Gegege no Kitarou: Youkai Daimakyou

Reviews
Hardware: Famicom/NES
04/17/1986 (Japan), 10/29/1986 (US)
ゲゲゲの鬼太郎 妖怪大魔境
Gegege no Kitarou: Ghost Haunts
Ninja Kid
It's interesting to see the early results of a piece of distinctly Japanese source material being made into a game franchise. Gegege no Kitarou is a manga series by Shigeru Mizuki, created way back in 1959. Though Mizuki's series was originally named "Hakaba Kitarou" ("Kitarou of the Graveyard"), "Gegege no Kitarou" was the name of the slightly more kid friendly animated series that was created by Toei in 1968, based on the manga series. It has since been adapted into numerous other animated and live action series and features. While the light hearted and humorous horror vibe that Gegege no Kitarou gives off is not a completely Japanese idea, the ghosts and various monsters (or "youkai") that appear in the series are brought to life straight out of Japanese fairy tales and folk lore. The aesthetic is one not often experienced, so one might wonder how something so unique would translate into a video game back in 1986. The answer, thankfully, is not badly. Continue Reading

Ys

Reviews
Hardware: Famicom/NES
08/26/1988 (Japan)
イース
Nihon Falcom's Ys series is known as a sprawling epic of games, spanning across many different consoles and computer systems. Back in the summer of 1988 though, the first game in the series had only been released on various Japanese home computers (though it originated on the NEC PC-8801) within the last year. The second game in the series had even already hit the PC-8801 just a couple of months prior. Nihon Falcom began life as a computer game developer, and wasn't very interested in porting their games to home consoles themselves. When one of their titles did make it outside of the home computer world, it was nearly always ported and published by other companies and with little involvement from Falcom themselves.
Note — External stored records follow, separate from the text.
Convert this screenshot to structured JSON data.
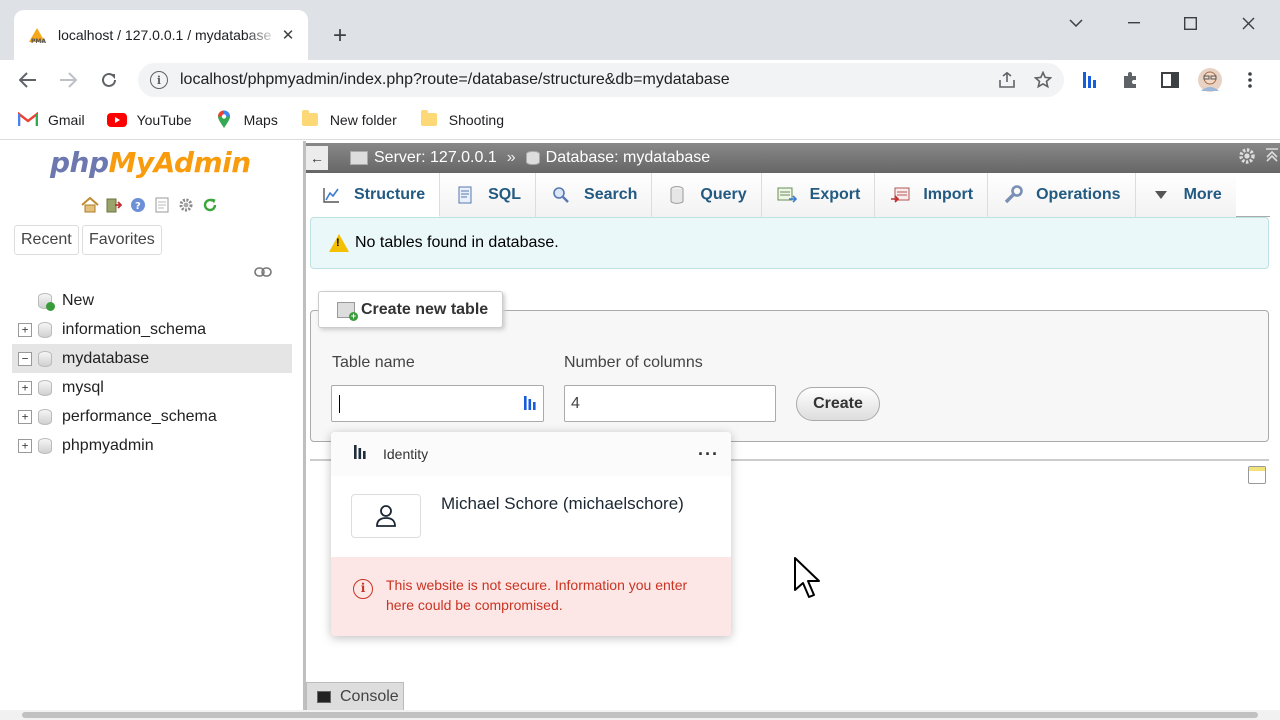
{
  "browser": {
    "tab_title": "localhost / 127.0.0.1 / mydatabase",
    "tab_close": "✕",
    "new_tab": "+",
    "url": "localhost/phpmyadmin/index.php?route=/database/structure&db=mydatabase",
    "bookmarks": [
      {
        "label": "Gmail",
        "icon": "gmail-icon"
      },
      {
        "label": "YouTube",
        "icon": "youtube-icon"
      },
      {
        "label": "Maps",
        "icon": "maps-icon"
      },
      {
        "label": "New folder",
        "icon": "folder-icon"
      },
      {
        "label": "Shooting",
        "icon": "folder-icon"
      }
    ]
  },
  "pma": {
    "logo_part1": "php",
    "logo_part2": "MyAdmin",
    "recent_label": "Recent",
    "favorites_label": "Favorites",
    "tree": [
      {
        "label": "New",
        "type": "new"
      },
      {
        "label": "information_schema",
        "type": "db",
        "toggle": "+"
      },
      {
        "label": "mydatabase",
        "type": "db",
        "toggle": "−",
        "selected": true
      },
      {
        "label": "mysql",
        "type": "db",
        "toggle": "+"
      },
      {
        "label": "performance_schema",
        "type": "db",
        "toggle": "+"
      },
      {
        "label": "phpmyadmin",
        "type": "db",
        "toggle": "+"
      }
    ],
    "breadcrumb": {
      "server": "Server: 127.0.0.1",
      "separator": "»",
      "database": "Database: mydatabase"
    },
    "tabs": [
      {
        "label": "Structure",
        "icon": "structure-icon"
      },
      {
        "label": "SQL",
        "icon": "sql-icon"
      },
      {
        "label": "Search",
        "icon": "search-icon"
      },
      {
        "label": "Query",
        "icon": "query-icon"
      },
      {
        "label": "Export",
        "icon": "export-icon"
      },
      {
        "label": "Import",
        "icon": "import-icon"
      },
      {
        "label": "Operations",
        "icon": "operations-icon"
      },
      {
        "label": "More",
        "icon": "more-caret-icon"
      }
    ],
    "notice": "No tables found in database.",
    "create_table": {
      "legend": "Create new table",
      "table_name_label": "Table name",
      "table_name_value": "",
      "columns_label": "Number of columns",
      "columns_value": "4",
      "create_button": "Create"
    },
    "console_label": "Console"
  },
  "bitwarden": {
    "title": "Identity",
    "dots": "···",
    "entry_name": "Michael Schore (michaelschore)",
    "warning": "This website is not secure. Information you enter here could be compromised."
  },
  "colors": {
    "pma_link": "#235a81",
    "notice_bg": "#ebf8fa",
    "warning_text": "#c83522",
    "warning_bg": "#fde6e6"
  }
}
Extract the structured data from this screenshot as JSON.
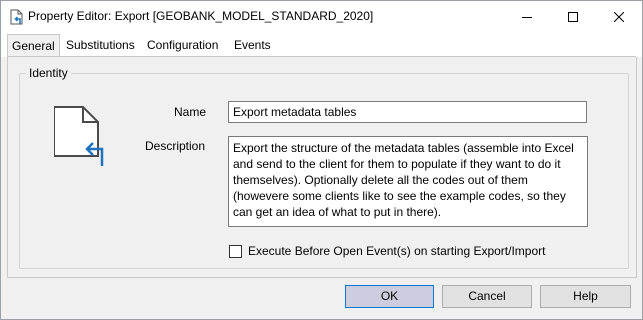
{
  "window": {
    "title": "Property Editor: Export [GEOBANK_MODEL_STANDARD_2020]",
    "controls": [
      "minimize-icon",
      "maximize-icon",
      "close-icon"
    ]
  },
  "tabs": [
    {
      "label": "General",
      "active": true
    },
    {
      "label": "Substitutions",
      "active": false
    },
    {
      "label": "Configuration",
      "active": false
    },
    {
      "label": "Events",
      "active": false
    }
  ],
  "identity": {
    "group_label": "Identity",
    "icon": "export-document-icon",
    "name_label": "Name",
    "name_value": "Export metadata tables",
    "description_label": "Description",
    "description_value": "Export the structure of the metadata tables (assemble into Excel and send to the client for them to populate if they want to do it themselves). Optionally delete all the codes out of them (howevere some clients like to see the example codes, so they can get an idea of what to put in there).",
    "execute_checkbox_label": "Execute Before Open Event(s) on starting Export/Import",
    "execute_checkbox_checked": false
  },
  "buttons": {
    "ok": "OK",
    "cancel": "Cancel",
    "help": "Help"
  },
  "colors": {
    "window_bg": "#f0f0f0",
    "titlebar_bg": "#ffffff",
    "accent": "#0078d7",
    "ok_button_bg": "#cdcde0"
  }
}
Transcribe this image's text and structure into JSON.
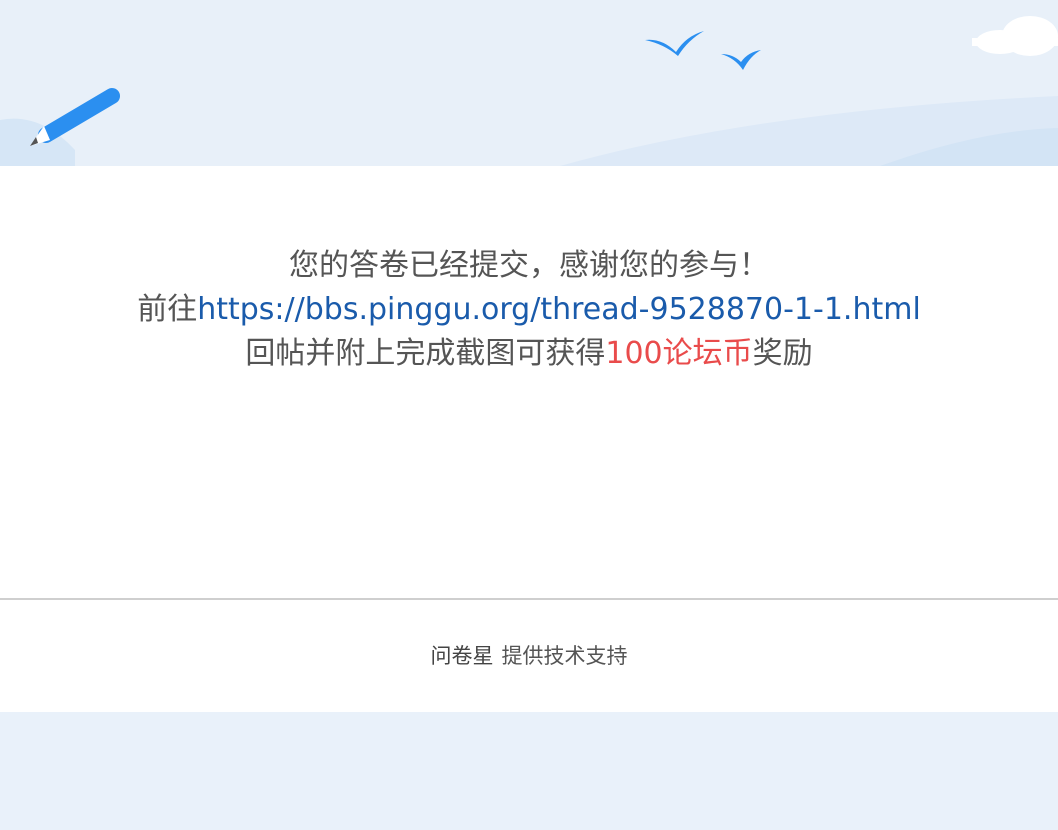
{
  "banner": {
    "icons": [
      "pencil-icon",
      "bird-icon",
      "bird-icon",
      "cloud-icon"
    ],
    "colors": {
      "sky": "#e8f0f9",
      "hill": "#d6e6f6",
      "pencil": "#2b8ff0",
      "bird": "#2b8ff0",
      "cloud": "#ffffff"
    }
  },
  "message": {
    "line1": "您的答卷已经提交，感谢您的参与！",
    "line2_prefix": "前往",
    "line2_link": "https://bbs.pinggu.org/thread-9528870-1-1.html",
    "line3_prefix": "回帖并附上完成截图可获得",
    "line3_reward": "100论坛币",
    "line3_suffix": "奖励"
  },
  "footer": {
    "brand": "问卷星",
    "support": "提供技术支持"
  },
  "colors": {
    "text": "#555555",
    "link": "#1a5bab",
    "reward": "#e94b4b",
    "divider": "#cfcfcf",
    "page_background": "#e9f1fa"
  }
}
It took Victor Entertainment, music company gone game publisher, and ghost-developer Advance Communication Company to bring us the very first home console port of Ys 1. And it's a very interesting foot note in the history of the Ys franchise for many reasons. Continue Reading